What the exercise asks:
Only the text of the records belongs in the answer, copied exactly, with every picture omitted.

Entries supplied:
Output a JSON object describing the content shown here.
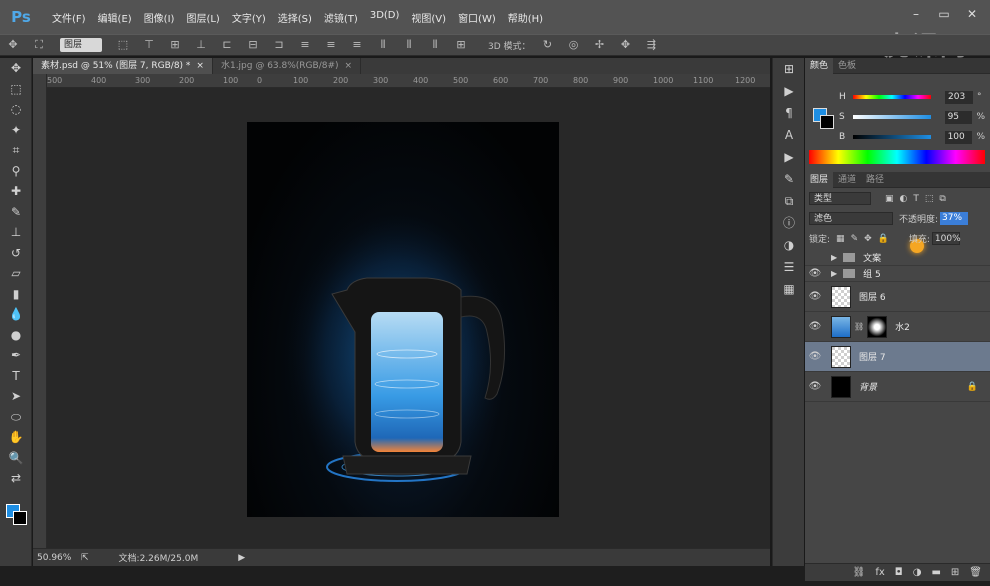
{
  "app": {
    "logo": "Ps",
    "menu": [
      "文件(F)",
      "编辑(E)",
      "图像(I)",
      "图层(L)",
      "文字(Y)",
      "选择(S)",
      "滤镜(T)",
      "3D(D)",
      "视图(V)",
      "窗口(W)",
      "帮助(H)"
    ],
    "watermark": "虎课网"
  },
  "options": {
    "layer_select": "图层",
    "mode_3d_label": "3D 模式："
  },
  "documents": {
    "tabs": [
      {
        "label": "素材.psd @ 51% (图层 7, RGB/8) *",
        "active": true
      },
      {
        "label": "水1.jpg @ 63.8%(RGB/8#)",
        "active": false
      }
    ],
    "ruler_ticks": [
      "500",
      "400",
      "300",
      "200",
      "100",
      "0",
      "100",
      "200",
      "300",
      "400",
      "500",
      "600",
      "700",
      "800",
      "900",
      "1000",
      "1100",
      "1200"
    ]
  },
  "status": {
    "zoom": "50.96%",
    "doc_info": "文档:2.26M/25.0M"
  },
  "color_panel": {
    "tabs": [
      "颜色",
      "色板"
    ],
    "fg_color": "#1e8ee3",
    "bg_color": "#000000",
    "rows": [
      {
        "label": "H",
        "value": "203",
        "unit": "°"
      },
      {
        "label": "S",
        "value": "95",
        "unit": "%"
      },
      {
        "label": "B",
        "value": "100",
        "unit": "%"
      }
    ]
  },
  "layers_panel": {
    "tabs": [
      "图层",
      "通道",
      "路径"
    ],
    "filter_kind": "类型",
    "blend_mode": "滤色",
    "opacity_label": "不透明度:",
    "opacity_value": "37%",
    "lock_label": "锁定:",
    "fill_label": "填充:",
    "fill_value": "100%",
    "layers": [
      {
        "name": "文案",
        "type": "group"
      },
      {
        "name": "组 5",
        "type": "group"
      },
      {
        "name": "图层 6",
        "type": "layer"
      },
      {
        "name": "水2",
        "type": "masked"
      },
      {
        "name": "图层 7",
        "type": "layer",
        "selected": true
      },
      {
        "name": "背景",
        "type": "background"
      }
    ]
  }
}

Result:
Output a JSON object describing the content shown here.
{
  "app": {
    "logo": "Ps",
    "menu": [
      "文件(F)",
      "编辑(E)",
      "图像(I)",
      "图层(L)",
      "文字(Y)",
      "选择(S)",
      "滤镜(T)",
      "3D(D)",
      "视图(V)",
      "窗口(W)",
      "帮助(H)"
    ],
    "watermark": "虎课网"
  },
  "options": {
    "layer_select": "图层",
    "mode_3d_label": "3D 模式："
  },
  "documents": {
    "tabs": [
      {
        "label": "素材.psd @ 51% (图层 7, RGB/8) *",
        "active": true
      },
      {
        "label": "水1.jpg @ 63.8%(RGB/8#)",
        "active": false
      }
    ],
    "ruler_ticks": [
      "500",
      "400",
      "300",
      "200",
      "100",
      "0",
      "100",
      "200",
      "300",
      "400",
      "500",
      "600",
      "700",
      "800",
      "900",
      "1000",
      "1100",
      "1200"
    ]
  },
  "status": {
    "zoom": "50.96%",
    "doc_info": "文档:2.26M/25.0M"
  },
  "color_panel": {
    "tabs": [
      "颜色",
      "色板"
    ],
    "fg_color": "#1e8ee3",
    "bg_color": "#000000",
    "rows": [
      {
        "label": "H",
        "value": "203",
        "unit": "°"
      },
      {
        "label": "S",
        "value": "95",
        "unit": "%"
      },
      {
        "label": "B",
        "value": "100",
        "unit": "%"
      }
    ]
  },
  "layers_panel": {
    "tabs": [
      "图层",
      "通道",
      "路径"
    ],
    "filter_kind": "类型",
    "blend_mode": "滤色",
    "opacity_label": "不透明度:",
    "opacity_value": "37%",
    "lock_label": "锁定:",
    "fill_label": "填充:",
    "fill_value": "100%",
    "layers": [
      {
        "name": "文案",
        "type": "group"
      },
      {
        "name": "组 5",
        "type": "group"
      },
      {
        "name": "图层 6",
        "type": "layer"
      },
      {
        "name": "水2",
        "type": "masked"
      },
      {
        "name": "图层 7",
        "type": "layer",
        "selected": true
      },
      {
        "name": "背景",
        "type": "background"
      }
    ]
  }
}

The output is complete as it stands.